This is an interesting book. I enjoyed the voice of the storyteller and her pragmatic way of speaking. This isn’t a naughty erotica story. It’s a novel about a 50-something woman’s awakening in her own life. It doesn’t just cover sex, which she finally learns to enjoy. This book shows the personal growth of a strong woman taking charge of her life. I especially liked the titbits taking me into thoughts and memories of communist Prague. I’m looking forward to more by this author.

the next one

5.0 out of 5 stars

Great book

By Brad Powellon September 13, 2015

Format: Kindle Edition Verified Purchase

This book is fascinating, the writer does a great job describing this awesome stories.

I highly recommend this book, a must read.

 It is so nice when readers review a book, I should do it more often. And my readers have been very kind.

It made me think about the only bad review I had.  This negative review amused me, because the reviewer, a man, said:

 “It’s only potential value is as a primer on how to *not* write erotic literature. “

laughing-smiley-face-clip-art-smiley-face-clip-art10 (1)Funny !

The reason why it was funny was the fact that although my book has a lot of sex in it- so has life- it is by no means Erotica. I would be indeed more worried if it was praised as erotic literature.

I looked up Erotica definition:

Erotic literature comprises fictional and factual stories and accounts of human sexual relationships which have the power to or are intended to arouse the reader sexually.

Well, my book has sex in it, lots of sex. But life often has a lot of sex in it. I really do not think my chapters about sex have the power to arouse the reader sexually.

But even if they do, they were not intended to arouse the reader sexually.

So no, IT IS NOT EROTICA! And yes, I am shouting.

I do not like books being pigeon holed into genres anyway. But “A Woman with (no) Strings Attached” is a love story. It is also about politics, dating, breaking taboos, and about self- discovery.


A reader wishing to be sexually aroused would be disappointed.

And that is a good thing!

My Plans:

I am thinking about editing my first book a bit, making it shorter, and then publishing both parts together, maybe even dividing it all into a trilogy.

I am parting company with Authoright, but the action from their side is painfully slow.I am getting a bit impatient. But it will happen.

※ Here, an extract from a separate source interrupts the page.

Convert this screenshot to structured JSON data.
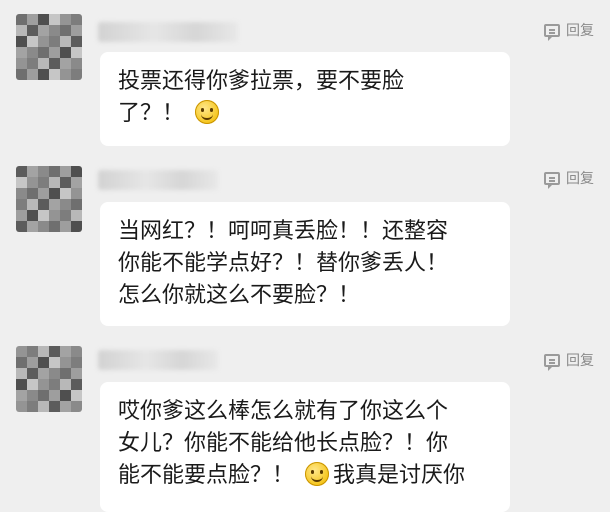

I am going to Prague, my native city for two weeks, so won’t have time for writing anyway.




Losing prejudices is hard, but I have managed to lose one

Ever since June, I like groups of other women more.

This summer, I got a revelation. I never liked being in a group of other women, I always had female and male friends, but if it was a group, I always preferred to be with men, or in a mixed group. Somehow, I found men easier. They seemed more direct, less manipulative, nicer.

Then I joined Women reading aloud Writer’s retreat in Greece in June.Apart from me, they were all American ( one Canadian). Are the Americans nicer?


I blogged about it, remember?

Those women were different. It was not the fact that they were all smart and educated, most of my friends are. It was the fact that they were kind, non-judgemental, tolerant, and such fun to be with!

Last week, one of the writer’s group, Joanie came to visit me. She was coming to Europe, and asked if she could “pop in”.

She left today.

I had three days of company of a quirky, smart, nice woman, and we felt as if we were old friends.

We talked almost non-stop, but we also listened.

I listened to something she wrote, she started reading my book.


I feel  really close to all those other women from the retreat. I cannot wait to go again next year.


One of my prejudices- against women’s groups is gone.

Losing prejudices is always a good thing!

Thank you, all!